Magee’s team moved to Kawasaki in 2007 and Simpson (still wearing Wulfsport) started to show real promise and began to show he could be a force in the GP scene. He finished 24th in the series with a best results of seventh. But for the third year in a row Simpson suffered broken bones during the GP season.
But it was 2008 that Simpson had the best year of his career. Moving unto KTM but staying with Roger Magee, Simpson vaulted to 4th in the world and was a bona fide contender for podiums and race wins, all on a privateer KTM.
His speed was impressive, impressive enough that Simpson was signed by factory KTM for 2009. This was supposed to be Simpson’s year, but it wasn’t. Marvin Musquin and Gautier Paulin came out of nowhere and headed the championship coming into Valkenswaard. But Simpson hit back, winning his first ever GP moto in the Dutch sand. However disaster struck straight after when Shaun badly broke his leg in a practice session just after the GP. Later that year, with Simpson on the couch, Musquin was signed by KTM and promptly won the world title.
In 2010 Musquin and Simpson were joined at KTM by fifteen year old Jeffrey Herlings. The insanely talented Herlings won the third race of the year and Musquin again won the title. It seemed Simpson was becoming the third wheel. The team had a teenage sensation and the World champ on the team while Simpson was struggling to get his mojo back as well as struggling with health issues. To add to his problems Simpson was also competing against another teenage phenomenon in Ken Roczen who would end up second in the series behind eventual world champ Musquin. The young kids were coming in and taking over.
Despite having another year of eligibility in MX2 Simpson decided to move up a year early to get some extra experience on the 450. He signed with LS Motors Honda for 2010, a team that promised a lot but unfortunately the reality didn’t live up to the expectations. Simpsons struggled with the bike all year, especially off the line, and didn’t get the development he was looking for but still managed 11th in the series.
He joined Steve Dixon’s Yamaha team in 2012 but again it didn’t quite click and again good starts proved to be a struggle. Despite that Simpson again finished 11th in the championship and in such a quality field it was certainly no disgrace.
That led to a ride for factory TM this season but despite some top ten results Shaun was surprisingly let go mid season. Recently his form improved as he gained confidence on the JK Yamaha and at the British GP Shaun had best results of the year with a pair of eighths, but no-one had Simpson down as a potential winner at Lierop!
And that is the beauty of motocross, you just never know what is going to happen and, on Sunday the 8th September 2013, after all the injuries and disappointments, Shaun Simpson’s GP winning dream came true – on a privateer Yamaha!

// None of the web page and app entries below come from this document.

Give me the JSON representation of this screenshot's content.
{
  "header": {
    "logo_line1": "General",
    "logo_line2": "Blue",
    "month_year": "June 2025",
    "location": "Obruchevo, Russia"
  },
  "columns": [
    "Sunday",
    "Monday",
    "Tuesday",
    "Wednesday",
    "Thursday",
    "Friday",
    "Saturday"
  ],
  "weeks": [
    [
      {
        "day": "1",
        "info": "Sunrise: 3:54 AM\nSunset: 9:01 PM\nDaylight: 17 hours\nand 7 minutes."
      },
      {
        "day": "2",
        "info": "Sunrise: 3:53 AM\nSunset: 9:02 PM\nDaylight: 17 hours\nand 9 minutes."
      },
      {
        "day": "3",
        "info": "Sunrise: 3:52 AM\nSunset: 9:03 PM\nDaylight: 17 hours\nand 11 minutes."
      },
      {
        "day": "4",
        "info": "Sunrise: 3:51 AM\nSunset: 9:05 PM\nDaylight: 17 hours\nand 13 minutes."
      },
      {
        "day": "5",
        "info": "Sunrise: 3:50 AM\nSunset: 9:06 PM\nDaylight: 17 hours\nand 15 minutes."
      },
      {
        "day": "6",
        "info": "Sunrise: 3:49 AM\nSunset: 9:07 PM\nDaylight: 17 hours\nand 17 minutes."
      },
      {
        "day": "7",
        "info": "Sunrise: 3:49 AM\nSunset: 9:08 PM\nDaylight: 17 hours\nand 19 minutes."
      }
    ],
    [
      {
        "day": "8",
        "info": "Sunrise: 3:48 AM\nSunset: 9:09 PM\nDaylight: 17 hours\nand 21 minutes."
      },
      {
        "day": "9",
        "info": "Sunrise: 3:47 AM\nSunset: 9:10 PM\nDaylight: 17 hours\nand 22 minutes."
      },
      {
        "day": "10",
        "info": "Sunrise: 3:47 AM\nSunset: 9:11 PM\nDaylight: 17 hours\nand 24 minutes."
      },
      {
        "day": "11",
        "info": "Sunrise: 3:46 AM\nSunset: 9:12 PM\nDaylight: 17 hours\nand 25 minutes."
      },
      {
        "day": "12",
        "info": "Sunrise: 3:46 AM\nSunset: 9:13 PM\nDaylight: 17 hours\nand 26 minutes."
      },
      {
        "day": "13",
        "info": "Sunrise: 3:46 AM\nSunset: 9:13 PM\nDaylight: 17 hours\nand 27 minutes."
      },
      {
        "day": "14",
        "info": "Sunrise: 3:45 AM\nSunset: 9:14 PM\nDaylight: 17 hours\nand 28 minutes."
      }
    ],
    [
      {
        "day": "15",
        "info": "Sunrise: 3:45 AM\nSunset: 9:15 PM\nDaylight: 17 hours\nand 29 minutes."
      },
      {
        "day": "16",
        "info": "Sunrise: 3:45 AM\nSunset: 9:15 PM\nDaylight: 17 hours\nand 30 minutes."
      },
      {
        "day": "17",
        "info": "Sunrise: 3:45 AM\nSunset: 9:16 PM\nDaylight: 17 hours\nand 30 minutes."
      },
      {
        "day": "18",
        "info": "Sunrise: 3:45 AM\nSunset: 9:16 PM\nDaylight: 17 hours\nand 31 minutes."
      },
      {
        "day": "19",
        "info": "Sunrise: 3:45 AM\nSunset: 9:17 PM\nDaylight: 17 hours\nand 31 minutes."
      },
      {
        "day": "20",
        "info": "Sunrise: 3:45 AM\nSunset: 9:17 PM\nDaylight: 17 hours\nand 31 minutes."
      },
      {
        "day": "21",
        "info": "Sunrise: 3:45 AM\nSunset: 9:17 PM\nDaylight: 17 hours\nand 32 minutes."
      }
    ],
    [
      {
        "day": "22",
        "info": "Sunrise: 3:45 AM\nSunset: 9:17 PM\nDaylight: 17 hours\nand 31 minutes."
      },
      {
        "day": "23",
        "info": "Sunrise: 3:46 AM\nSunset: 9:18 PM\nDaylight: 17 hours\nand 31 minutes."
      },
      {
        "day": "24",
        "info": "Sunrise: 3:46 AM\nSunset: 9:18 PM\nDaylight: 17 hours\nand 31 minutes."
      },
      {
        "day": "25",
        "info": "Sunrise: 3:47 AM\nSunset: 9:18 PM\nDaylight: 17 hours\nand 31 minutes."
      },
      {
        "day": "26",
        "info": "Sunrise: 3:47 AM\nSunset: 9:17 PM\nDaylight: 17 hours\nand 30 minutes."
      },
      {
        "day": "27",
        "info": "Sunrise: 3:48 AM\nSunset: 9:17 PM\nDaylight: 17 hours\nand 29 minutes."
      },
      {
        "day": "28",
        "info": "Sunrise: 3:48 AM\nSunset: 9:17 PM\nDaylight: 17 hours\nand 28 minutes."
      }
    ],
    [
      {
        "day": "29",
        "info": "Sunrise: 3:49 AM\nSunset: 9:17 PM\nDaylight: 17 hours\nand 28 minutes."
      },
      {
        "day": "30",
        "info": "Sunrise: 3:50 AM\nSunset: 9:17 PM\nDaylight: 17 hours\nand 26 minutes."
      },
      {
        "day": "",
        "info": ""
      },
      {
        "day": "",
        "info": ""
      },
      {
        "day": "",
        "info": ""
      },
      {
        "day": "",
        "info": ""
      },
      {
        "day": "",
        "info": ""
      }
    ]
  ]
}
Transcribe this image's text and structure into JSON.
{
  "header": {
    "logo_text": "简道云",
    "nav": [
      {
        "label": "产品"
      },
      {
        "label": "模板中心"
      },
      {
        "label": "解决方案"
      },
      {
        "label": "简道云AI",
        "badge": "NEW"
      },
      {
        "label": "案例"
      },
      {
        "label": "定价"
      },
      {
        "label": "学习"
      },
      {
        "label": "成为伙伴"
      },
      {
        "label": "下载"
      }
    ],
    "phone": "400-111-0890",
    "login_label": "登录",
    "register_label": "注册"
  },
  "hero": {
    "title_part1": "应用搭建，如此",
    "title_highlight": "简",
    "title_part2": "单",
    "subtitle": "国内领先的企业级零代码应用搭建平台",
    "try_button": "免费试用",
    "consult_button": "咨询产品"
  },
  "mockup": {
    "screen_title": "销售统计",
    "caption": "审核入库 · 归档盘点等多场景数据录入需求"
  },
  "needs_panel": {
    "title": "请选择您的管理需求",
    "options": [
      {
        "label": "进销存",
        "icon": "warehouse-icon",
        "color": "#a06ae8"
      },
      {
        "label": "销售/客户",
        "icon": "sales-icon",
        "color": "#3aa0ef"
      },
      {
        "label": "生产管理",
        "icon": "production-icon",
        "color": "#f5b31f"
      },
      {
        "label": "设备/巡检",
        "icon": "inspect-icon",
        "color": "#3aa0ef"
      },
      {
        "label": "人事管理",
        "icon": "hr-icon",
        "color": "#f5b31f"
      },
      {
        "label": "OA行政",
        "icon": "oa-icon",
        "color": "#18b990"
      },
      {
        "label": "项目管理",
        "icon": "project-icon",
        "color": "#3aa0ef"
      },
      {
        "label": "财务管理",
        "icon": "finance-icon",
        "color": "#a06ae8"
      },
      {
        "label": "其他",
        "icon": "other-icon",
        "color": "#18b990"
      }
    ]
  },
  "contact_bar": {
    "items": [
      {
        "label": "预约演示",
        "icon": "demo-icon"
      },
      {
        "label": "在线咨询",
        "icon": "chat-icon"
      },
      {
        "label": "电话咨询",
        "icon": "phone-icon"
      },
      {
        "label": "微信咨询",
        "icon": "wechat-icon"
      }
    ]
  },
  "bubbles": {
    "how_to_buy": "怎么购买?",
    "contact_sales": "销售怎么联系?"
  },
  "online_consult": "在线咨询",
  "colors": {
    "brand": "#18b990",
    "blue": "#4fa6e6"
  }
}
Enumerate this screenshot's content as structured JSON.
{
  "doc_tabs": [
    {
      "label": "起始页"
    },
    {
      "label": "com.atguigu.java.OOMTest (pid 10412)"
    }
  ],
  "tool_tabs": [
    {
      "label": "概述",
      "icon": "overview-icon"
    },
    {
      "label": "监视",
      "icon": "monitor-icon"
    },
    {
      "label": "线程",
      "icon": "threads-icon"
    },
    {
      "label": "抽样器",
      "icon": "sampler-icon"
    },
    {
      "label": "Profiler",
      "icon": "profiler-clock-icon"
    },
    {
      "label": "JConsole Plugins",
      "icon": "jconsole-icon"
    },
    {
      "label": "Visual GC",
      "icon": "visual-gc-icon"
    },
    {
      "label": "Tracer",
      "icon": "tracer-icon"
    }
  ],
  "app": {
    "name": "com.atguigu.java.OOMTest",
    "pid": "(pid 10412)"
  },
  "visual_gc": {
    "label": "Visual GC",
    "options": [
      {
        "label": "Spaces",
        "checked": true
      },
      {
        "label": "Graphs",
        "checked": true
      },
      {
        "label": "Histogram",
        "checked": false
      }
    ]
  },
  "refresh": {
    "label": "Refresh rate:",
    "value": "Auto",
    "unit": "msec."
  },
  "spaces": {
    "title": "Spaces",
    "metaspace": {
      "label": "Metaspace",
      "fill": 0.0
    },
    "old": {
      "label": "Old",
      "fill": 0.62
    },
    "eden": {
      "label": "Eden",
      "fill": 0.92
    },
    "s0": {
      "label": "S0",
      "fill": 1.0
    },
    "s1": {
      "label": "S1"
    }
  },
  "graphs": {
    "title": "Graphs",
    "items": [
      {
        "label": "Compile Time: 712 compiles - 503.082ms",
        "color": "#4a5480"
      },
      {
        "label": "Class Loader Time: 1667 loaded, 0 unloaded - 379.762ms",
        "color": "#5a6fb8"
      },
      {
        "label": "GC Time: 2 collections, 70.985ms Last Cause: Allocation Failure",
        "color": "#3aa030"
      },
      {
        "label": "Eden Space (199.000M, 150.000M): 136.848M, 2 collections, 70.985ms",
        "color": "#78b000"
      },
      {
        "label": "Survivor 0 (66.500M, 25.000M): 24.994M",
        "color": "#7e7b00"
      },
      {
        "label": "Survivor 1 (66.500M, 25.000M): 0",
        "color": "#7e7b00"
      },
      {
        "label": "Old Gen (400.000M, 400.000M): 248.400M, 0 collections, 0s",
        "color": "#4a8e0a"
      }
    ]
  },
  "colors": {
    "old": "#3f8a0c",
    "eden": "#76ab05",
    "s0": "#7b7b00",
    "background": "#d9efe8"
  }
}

Throughout all the difficulties Simpson has remained humble and hard working. Shaun was even helping put in his mum’s driveway in the winter months of last off season and it is that up bringing that keeps his feet firmly on the ground.
After winning the first moto a beaming Simpson said: “There’s been a lot of ups and downs but it’s all worthwhile now. I can’t believe it!”
By moto two he couldn’t even find words to describe his emotions: “Absolutely awesome, I can’t describe what I’m feeling now. It is the best GP of my career” Simpson then instantly thanked his family for all their sacrifice as well as his JK Yamaha team for their support. It is that genuineness and humility that meant every team cheered as Simpson took the chequered flag.
They say nice guys finish last and sometimes that lack of ego may even have hurt Simpson’s results but, in Lierop, the nice guy finished first!
Article by Jonathan McCready
Picture by Youthstream